Luc Goss resumes his role in Death Race Inferno as ‘Frankenstein’ returns in the third instalment of the uber-violent ultimate boy’s toys franchise.
For those of you left out of the loop, ‘Deathrace’, the most popular sport of our future, sees convicts pitted against one another in a race involving vehicles armed with a range of military grade hardware from rocket launchers to miniguns and flamethrowers!
Now in the first two movies, ‘Deathrace’ a pay-per-view event, was set on the maximum security prison aptly named ‘Terminal Island’, in Deathrace Inferno the action has been moved to a desert location in a move made to promote, and boost ratings, in order to justify the capital needed to franchise the show. All of this after a hostile takeover and some shady dealings involving ‘Frankenstein’ the anti-hero of the first two films (and indeed the original 1975 Deathrace 2000) and his 5-wins-equals-freedom deal which encouraged him to race in the first place.
Sound intricate? Of course its not, but trust Anderson, writer of Deathrace Inferno and of course Resident evil 1 - 6 , to make something from nothing. That said, the plot is sufficient, and there are enough little twists to keep the story plodding along nicely, although they are unlikely to provide revelation to anybody but the most brain-dead of adolescent. In-fact, despite this being the third movie you could quite happily start here without being at a disadvantage, what you need to know is told through surprisingly subtle flashbacks.

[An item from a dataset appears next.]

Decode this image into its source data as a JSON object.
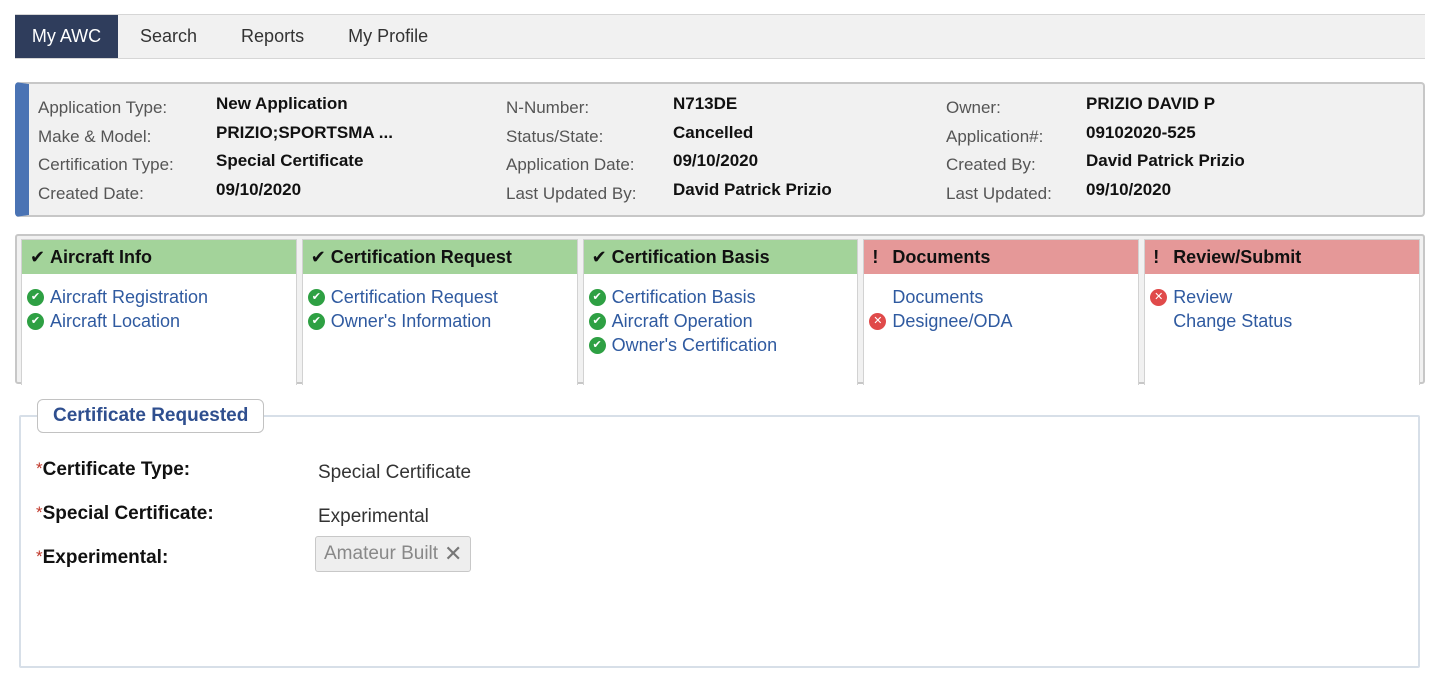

These films of course are not for those who want academic challenge, but what they deliver is explosive action by the bucket load. The first two movies were successes by our standards, formulaic but it worked. They were exciting, violent and... well pretty cool; this theme continues into the third movie with equal consistency. This movie is perhaps less bloody than previous instalments, but twice as explosive. The desert locations make a change from the tarmac track of Terminal Island, and the opportunity for some audience participation only adds to the carnage. Bottom line, the film makers seemed demined to keep the DVD franchise alive, ‘Inferno’ has been clearly been given some thought in order to avoid this becoming a clearly lower budget cash in.
The vehicles, are always somewhat a star attraction, are supped up and fit for purpose and whilst I won’t go and ruin all of the surprises they are armed with all the usual plus some neat other additions such as a fully operational tank turret and a flamethrower. They look great, albeit, and to the movies benefit, it is clear that these are just normal cars but made more suitable for the off-road terrain which adds to the authenticity of the event. In addition to the vehicles there are some other additions to the carnage which is a nice addition to the franchise; we particularly liked the all-female voluptuous royal rumble featuring none other than a pair of Swedish psycho twins! Oh and the antipersonnel surface to surface missile launchers - lovely touch.
Overall, concerns that this was going to be a movie too far were quickly dispelled. Minimal storytelling and 100% commitment to delivering adrenaline fuelled action, no matter how absurd, ensures that ‘Deathrace Inferno’ sits proudly alongside the other two movies. It’s just as well paced, and the use of real life pyrotechnics makes it all the more impressive. Fans of the franchise will also be happy to see the rather blatant setup for a forth movie! Can’t wait!